Come Euro 2012, Spain initially introduced the ‘False 9’ position to the international arena. Torres’ lack of form was blamed for the tactical innovation. He still scored three goals in that tournament and won the golden boot (football just looks weird without strikers on) – a real achievement by anyone’s standards – it was cause for optimism.
At the 2011/12 season’s end Drogba left for China and Torres shed three coats. He was to be ‘The Man’ at Chelsea. A goal in the community shield against Man City, and strikes in league against Reading, Newcastle, Norwich and Arsenal – showed that the ‘Real’ Fernando Torres was in there all along, sort of. A mini drought followed before a goal against Wolves in the Capital One Cup. Then came The Drought. He had had them before in his time at Chelsea but this felt terminal. A lucky goal against Shakhtar hardly turned his form around as it came courtesy of Donetsk keeper Oleg Pyatov rattling a clearance against him
But after 11 hours of drawing a blank in the premier league Torres’s delightful volley against Sunderlan.d ended his premier league torment and this on the back of double against FC Nordsjaelland in the Champions League. Then it happened, Chelsea won a penalty and Torres grabbed the ball. YES! Torres! He had been criticised for not being brave enough and ‘scared to miss’ by wizened old pros and pundits alike but here he was literally taking matters into his own hands as he put the ball on the spot. A purposeful run-up followed by a side-footer into the corner; it looked so easy – like shelling peas.
There have been false dawns before for Torres at Chelsea but this feels different. The injury-plagued Danish Champions fielding midfielders as centre-halves and an embattled Sunderland may have been seen as easier targets than most for a goal-shy striker to find the net but in that single act of grabbing the ball to take a vital penalty it seemed that, finally, Torres was a man on a mission to shape his own destiny.

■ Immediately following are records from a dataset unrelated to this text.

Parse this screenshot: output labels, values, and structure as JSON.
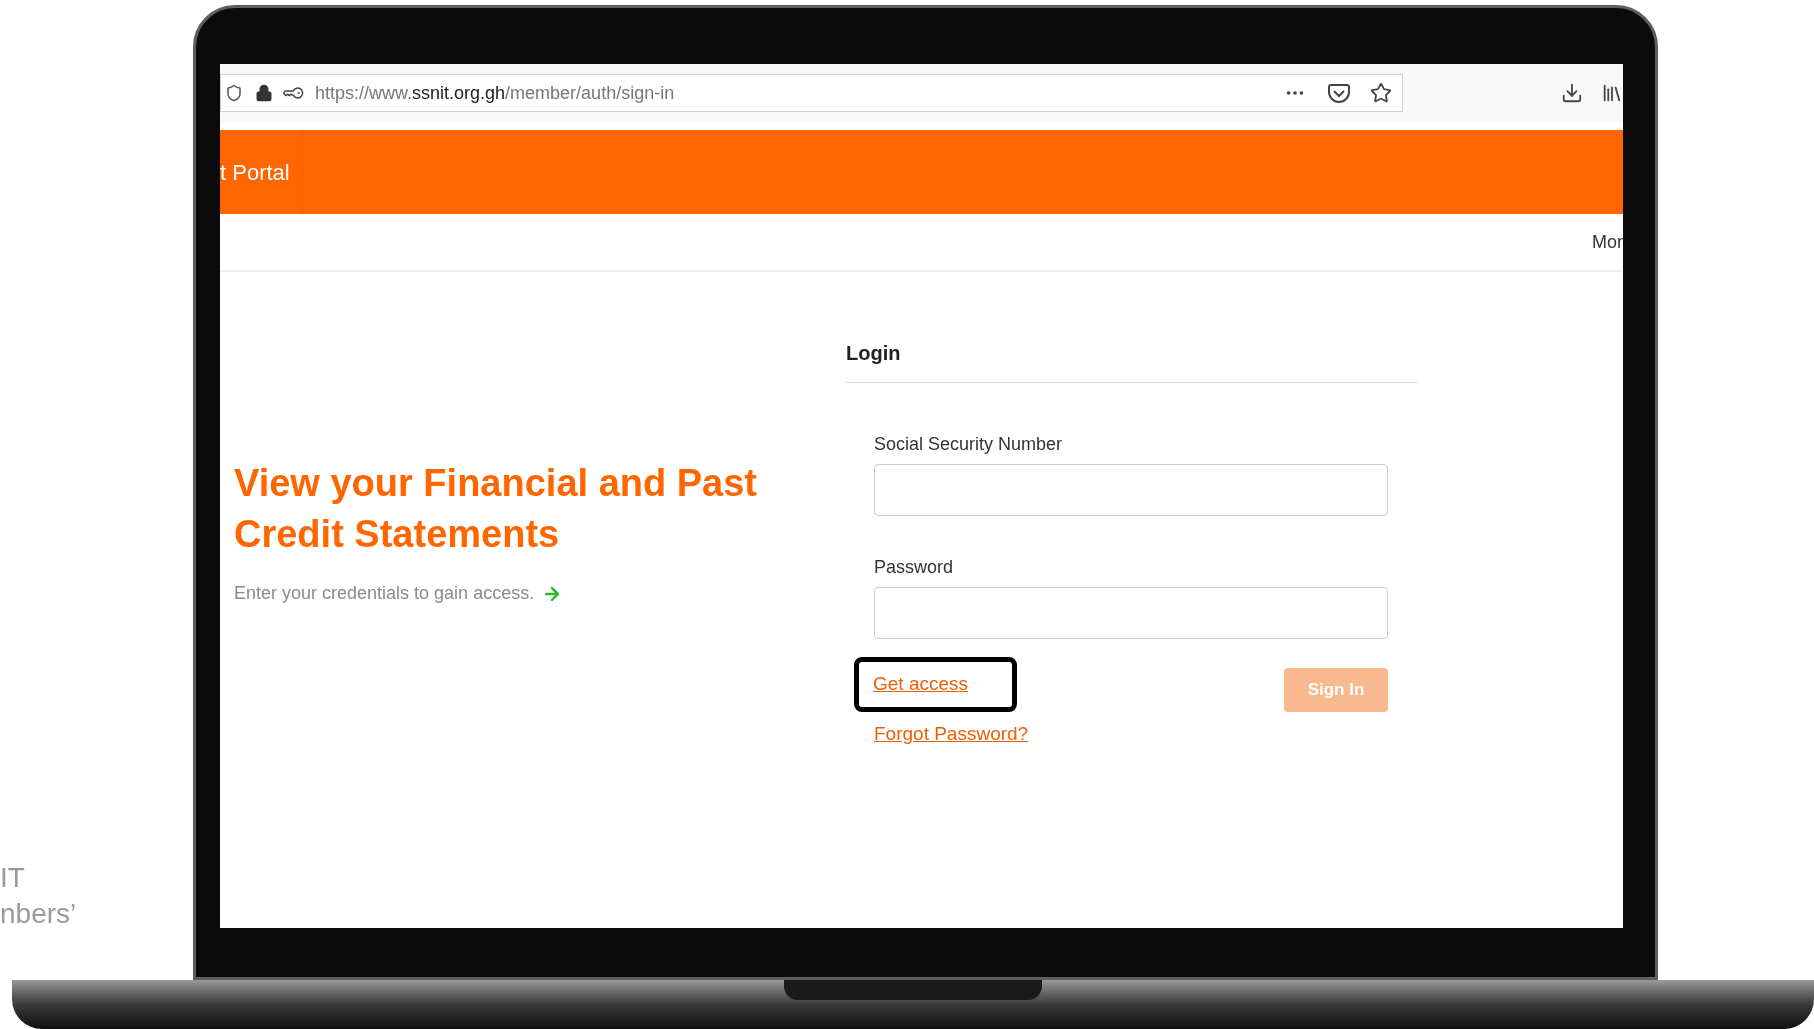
{
  "side_caption": {
    "lines": [
      "IT",
      "nbers’"
    ]
  },
  "browser": {
    "url": {
      "prefix": "https://www.",
      "host": "ssnit.org.gh",
      "path": "/member/auth/sign-in"
    }
  },
  "header": {
    "title": "t Portal"
  },
  "nav": {
    "items": [
      "Mor"
    ]
  },
  "promo": {
    "heading": "View your Financial and Past Credit Statements",
    "subtext": "Enter your credentials to gain access."
  },
  "login": {
    "title": "Login",
    "fields": [
      {
        "label": "Social Security Number"
      },
      {
        "label": "Password"
      }
    ],
    "get_access": {
      "label": "Get access",
      "highlighted": true
    },
    "forgot": "Forgot Password?",
    "sign_in": {
      "label": "Sign In",
      "disabled": true
    }
  }
}
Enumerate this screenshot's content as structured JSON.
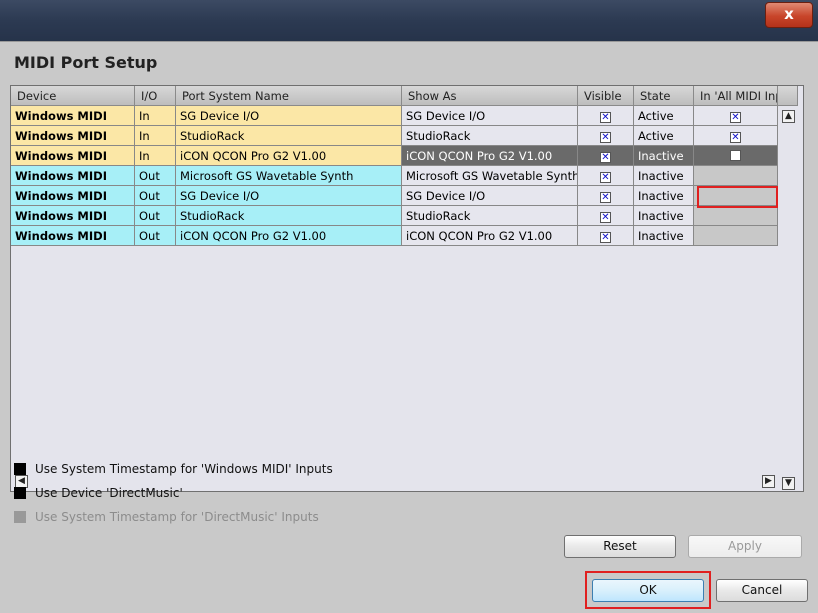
{
  "title_bar": {
    "close_label": "x"
  },
  "dialog": {
    "heading": "MIDI Port Setup"
  },
  "table": {
    "columns": [
      "Device",
      "I/O",
      "Port System Name",
      "Show As",
      "Visible",
      "State",
      "In 'All MIDI Inputs'"
    ],
    "rows": [
      {
        "device": "Windows MIDI",
        "io": "In",
        "port": "SG Device I/O",
        "show_as": "SG Device I/O",
        "visible": "✕",
        "state": "Active",
        "all_midi": "✕"
      },
      {
        "device": "Windows MIDI",
        "io": "In",
        "port": "StudioRack",
        "show_as": "StudioRack",
        "visible": "✕",
        "state": "Active",
        "all_midi": "✕"
      },
      {
        "device": "Windows MIDI",
        "io": "In",
        "port": "iCON QCON Pro G2 V1.00",
        "show_as": "iCON QCON Pro G2 V1.00",
        "visible": "✕",
        "state": "Inactive",
        "all_midi": ""
      },
      {
        "device": "Windows MIDI",
        "io": "Out",
        "port": "Microsoft GS Wavetable Synth",
        "show_as": "Microsoft GS Wavetable Synth",
        "visible": "✕",
        "state": "Inactive",
        "all_midi": ""
      },
      {
        "device": "Windows MIDI",
        "io": "Out",
        "port": "SG Device I/O",
        "show_as": "SG Device I/O",
        "visible": "✕",
        "state": "Inactive",
        "all_midi": ""
      },
      {
        "device": "Windows MIDI",
        "io": "Out",
        "port": "StudioRack",
        "show_as": "StudioRack",
        "visible": "✕",
        "state": "Inactive",
        "all_midi": ""
      },
      {
        "device": "Windows MIDI",
        "io": "Out",
        "port": "iCON QCON Pro G2 V1.00",
        "show_as": "iCON QCON Pro G2 V1.00",
        "visible": "✕",
        "state": "Inactive",
        "all_midi": ""
      }
    ]
  },
  "scroll": {
    "up": "▲",
    "down": "▼",
    "left": "◀",
    "right": "▶"
  },
  "options": [
    {
      "label": "Use System Timestamp for 'Windows MIDI' Inputs",
      "enabled": true
    },
    {
      "label": "Use Device 'DirectMusic'",
      "enabled": true
    },
    {
      "label": "Use System Timestamp for 'DirectMusic' Inputs",
      "enabled": false
    }
  ],
  "buttons": {
    "reset": "Reset",
    "apply": "Apply",
    "ok": "OK",
    "cancel": "Cancel"
  },
  "colors": {
    "input_row": "#fbe7a6",
    "output_row": "#a7eff7",
    "highlight": "#e02020",
    "checkmark": "#1010c8"
  }
}
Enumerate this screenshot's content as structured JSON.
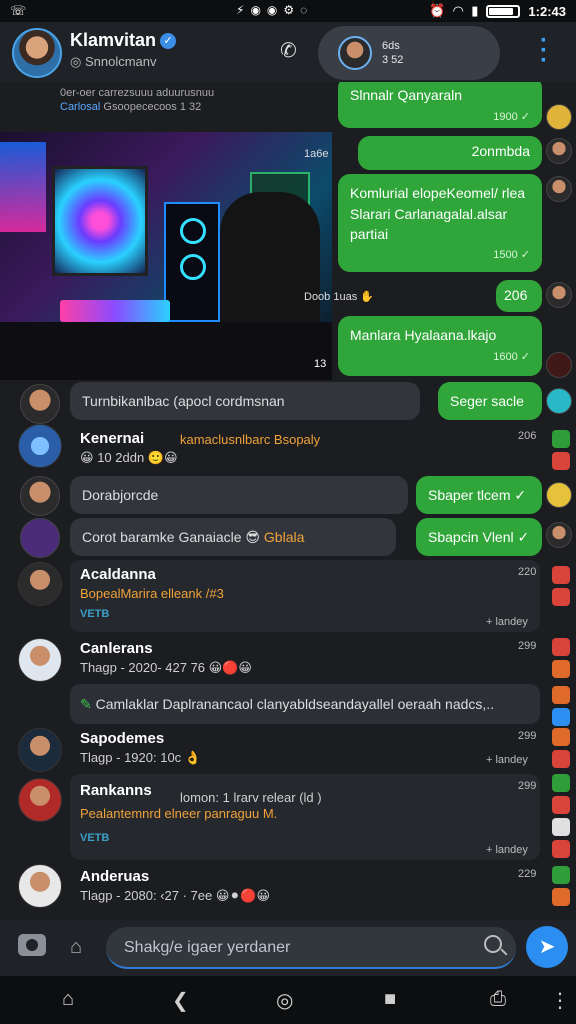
{
  "status_bar": {
    "left_icon": "whatsapp-icon",
    "time": "1:2:43",
    "notif_icons": [
      "bolt-icon",
      "circle-icon",
      "circle-icon",
      "gear-icon",
      "circle-icon"
    ]
  },
  "header": {
    "name": "Klamvitan",
    "subtitle": "Snnolcmanv",
    "pill_text_1": "6ds",
    "pill_text_2": "3 52",
    "colors": {
      "accent": "#3a8ee6",
      "bubble_green": "#2fa53a"
    }
  },
  "chat": {
    "top_note_1": "0er-oer carrezsuuu aduurusnuu",
    "top_note_2_blue": "Carlosal",
    "top_note_2": "Gsoopececoos 1 32",
    "bubbles_right": [
      {
        "text": "Slnnalr Qanyaraln",
        "time": "1900"
      },
      {
        "text": "2onmbda",
        "time": ""
      },
      {
        "text": "Komlurial elopeKeomel/ rlea",
        "text2": "Slarari Carlanagalal.alsar partiai",
        "time": "1500"
      },
      {
        "text": "206",
        "time": ""
      },
      {
        "text": "Manlara Hyalaana.lkajo",
        "time": "1600"
      }
    ],
    "photo_side_1": "1a6e",
    "photo_side_2": "Doob 1uas",
    "photo_time": "13",
    "chip_1": "Turnbikanlbac (apocl cordmsnan",
    "bubble_seg": "Seger sacle",
    "chip_2": "Dorabjorcde",
    "bubble_sh1": "Sbaper tlcem",
    "chip_3": "Corot baramke Ganaiacle",
    "chip_3_tail": "Gblala",
    "bubble_sh2": "Sbapcin Vlenl"
  },
  "rows": [
    {
      "name": "Kenernai",
      "orange": "kamaclusnlbarc Bsopaly",
      "sub": "10 2ddn",
      "time": "206",
      "teal": "",
      "foot": ""
    },
    {
      "name": "Acaldanna",
      "orange": "BopealMarira elleank /#3",
      "sub": "",
      "time": "220",
      "teal": "VETB",
      "foot": "+ landey"
    },
    {
      "name": "Canlerans",
      "orange": "",
      "sub": "Thagp - 2020- 427 76",
      "time": "299",
      "teal": "",
      "foot": ""
    },
    {
      "name": "Sapodemes",
      "orange": "",
      "sub": "Tlagp - 1920: 10c",
      "time": "299",
      "teal": "",
      "foot": "+ landey"
    },
    {
      "name": "Rankanns",
      "orange": "Pealantemnrd elneer panraguu M.",
      "sub": "lomon: 1 lrarv relear (ld )",
      "time": "299",
      "teal": "VETB",
      "foot": "+ landey"
    },
    {
      "name": "Anderuas",
      "orange": "",
      "sub": "Tlagp - 2080: ‹27 · 7ee",
      "time": "229",
      "teal": "",
      "foot": ""
    }
  ],
  "divider_note": "Camlaklar Daplranancaol clanyabldseandayallel oeraah nadcs,..",
  "input": {
    "placeholder": "Shakg/e igaer yerdaner"
  }
}
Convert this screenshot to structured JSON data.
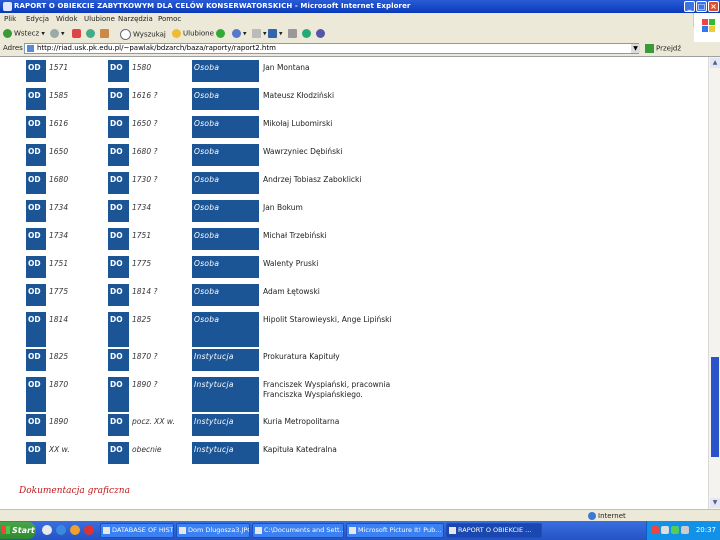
{
  "window": {
    "title": "RAPORT O OBIEKCIE ZABYTKOWYM DLA CELÓW KONSERWATORSKICH - Microsoft Internet Explorer"
  },
  "menu": [
    "Plik",
    "Edycja",
    "Widok",
    "Ulubione",
    "Narzędzia",
    "Pomoc"
  ],
  "toolbar": {
    "back": "Wstecz",
    "search": "Wyszukaj",
    "favorites": "Ulubione"
  },
  "address": {
    "label": "Adres",
    "url": "http://riad.usk.pk.edu.pl/~pawlak/bdzarch/baza/raporty/raport2.htm",
    "go": "Przejdź"
  },
  "table": {
    "labels": {
      "from": "OD",
      "to": "DO"
    },
    "rows": [
      {
        "from": "1571",
        "to": "1580",
        "type": "Osoba",
        "name": "Jan Montana"
      },
      {
        "from": "1585",
        "to": "1616 ?",
        "type": "Osoba",
        "name": "Mateusz Kłodziński"
      },
      {
        "from": "1616",
        "to": "1650 ?",
        "type": "Osoba",
        "name": "Mikołaj Lubomirski"
      },
      {
        "from": "1650",
        "to": "1680 ?",
        "type": "Osoba",
        "name": "Wawrzyniec Dębiński"
      },
      {
        "from": "1680",
        "to": "1730 ?",
        "type": "Osoba",
        "name": "Andrzej Tobiasz Zaboklicki"
      },
      {
        "from": "1734",
        "to": "1734",
        "type": "Osoba",
        "name": "Jan Bokum"
      },
      {
        "from": "1734",
        "to": "1751",
        "type": "Osoba",
        "name": "Michał Trzebiński"
      },
      {
        "from": "1751",
        "to": "1775",
        "type": "Osoba",
        "name": "Walenty Pruski"
      },
      {
        "from": "1775",
        "to": "1814 ?",
        "type": "Osoba",
        "name": "Adam Łętowski"
      },
      {
        "from": "1814",
        "to": "1825",
        "type": "Osoba",
        "name": "Hipolit Starowieyski, Ange Lipiński"
      },
      {
        "from": "1825",
        "to": "1870 ?",
        "type": "Instytucja",
        "name": "Prokuratura Kapituły"
      },
      {
        "from": "1870",
        "to": "1890 ?",
        "type": "Instytucja",
        "name": "Franciszek Wyspiański, pracownia Franciszka Wyspiańskiego."
      },
      {
        "from": "1890",
        "to": "pocz. XX w.",
        "type": "Instytucja",
        "name": "Kuria Metropolitarna"
      },
      {
        "from": "XX w.",
        "to": "obecnie",
        "type": "Instytucja",
        "name": "Kapituła Katedralna"
      }
    ]
  },
  "section": {
    "docs": "Dokumentacja graficzna"
  },
  "status": {
    "zone": "Internet"
  },
  "taskbar": {
    "start": "Start",
    "tasks": [
      {
        "label": "DATABASE OF HISTORI...",
        "active": false
      },
      {
        "label": "Dom Dlugosza3.JPG - P...",
        "active": false
      },
      {
        "label": "C:\\Documents and Sett...",
        "active": false
      },
      {
        "label": "Microsoft Picture It! Pub...",
        "active": false
      },
      {
        "label": "RAPORT O OBIEKCIE ...",
        "active": true
      }
    ],
    "clock": "20:37"
  },
  "colors": {
    "cell": "#1c5596",
    "titlebar": "#0a3ab8",
    "section": "#c01818",
    "taskbar": "#2453c4"
  }
}
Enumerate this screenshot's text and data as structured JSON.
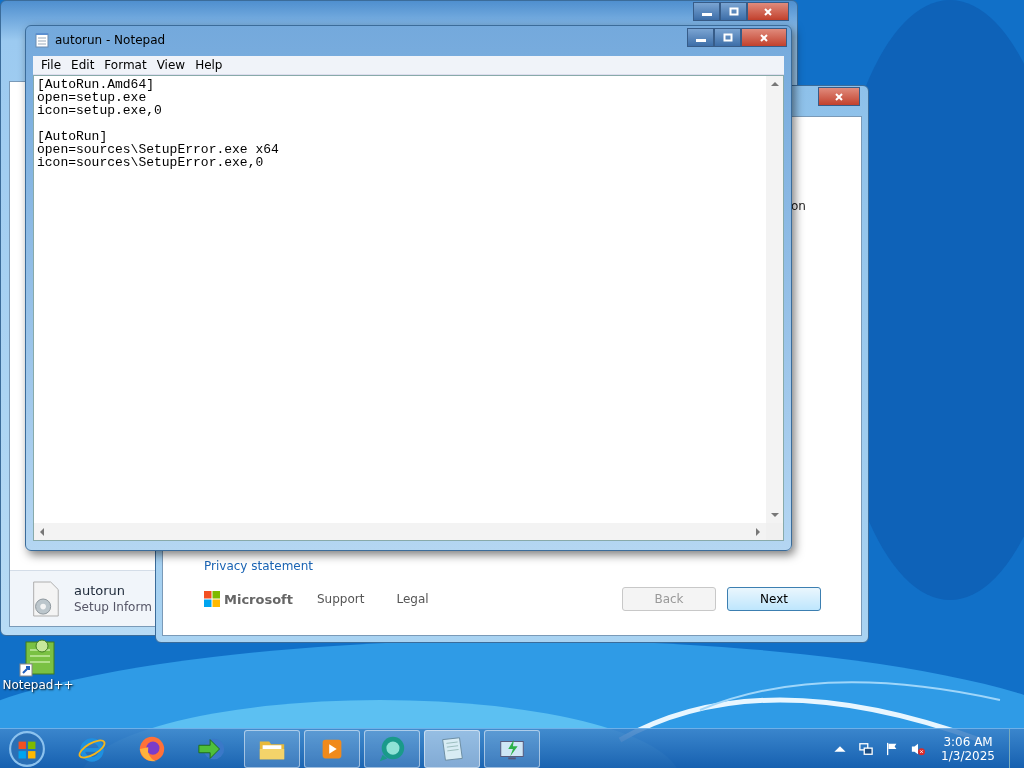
{
  "back_window": {
    "file": {
      "name": "autorun",
      "type": "Setup Inform"
    }
  },
  "setup_window": {
    "text_fragment": "on",
    "privacy_link": "Privacy statement",
    "footer": {
      "brand": "Microsoft",
      "links": [
        "Support",
        "Legal"
      ]
    },
    "buttons": [
      {
        "label": "Back",
        "disabled": true
      },
      {
        "label": "Next",
        "disabled": false
      }
    ]
  },
  "notepad": {
    "title": "autorun - Notepad",
    "menu": [
      "File",
      "Edit",
      "Format",
      "View",
      "Help"
    ],
    "text": "[AutoRun.Amd64]\nopen=setup.exe\nicon=setup.exe,0\n\n[AutoRun]\nopen=sources\\SetupError.exe x64\nicon=sources\\SetupError.exe,0"
  },
  "desktop": {
    "icons": [
      {
        "label": "Notepad++"
      }
    ]
  },
  "taskbar": {
    "items": [
      {
        "kind": "ie",
        "running": false,
        "selected": false
      },
      {
        "kind": "firefox",
        "running": false,
        "selected": false
      },
      {
        "kind": "download",
        "running": false,
        "selected": false
      },
      {
        "kind": "folder",
        "running": true,
        "selected": false
      },
      {
        "kind": "media",
        "running": true,
        "selected": false
      },
      {
        "kind": "chat",
        "running": true,
        "selected": false
      },
      {
        "kind": "notepad",
        "running": true,
        "selected": true
      },
      {
        "kind": "monitor",
        "running": true,
        "selected": false
      }
    ],
    "tray": {
      "muted": true
    },
    "clock": {
      "time": "3:06 AM",
      "date": "1/3/2025"
    }
  }
}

And just days later at the World Club Cup he scored a goal by the virtue of a massive deflection; so now it seems like he is a man on a mission to shape his destiny whose luck is finally in.
Is it the beginning of great Torres comeback?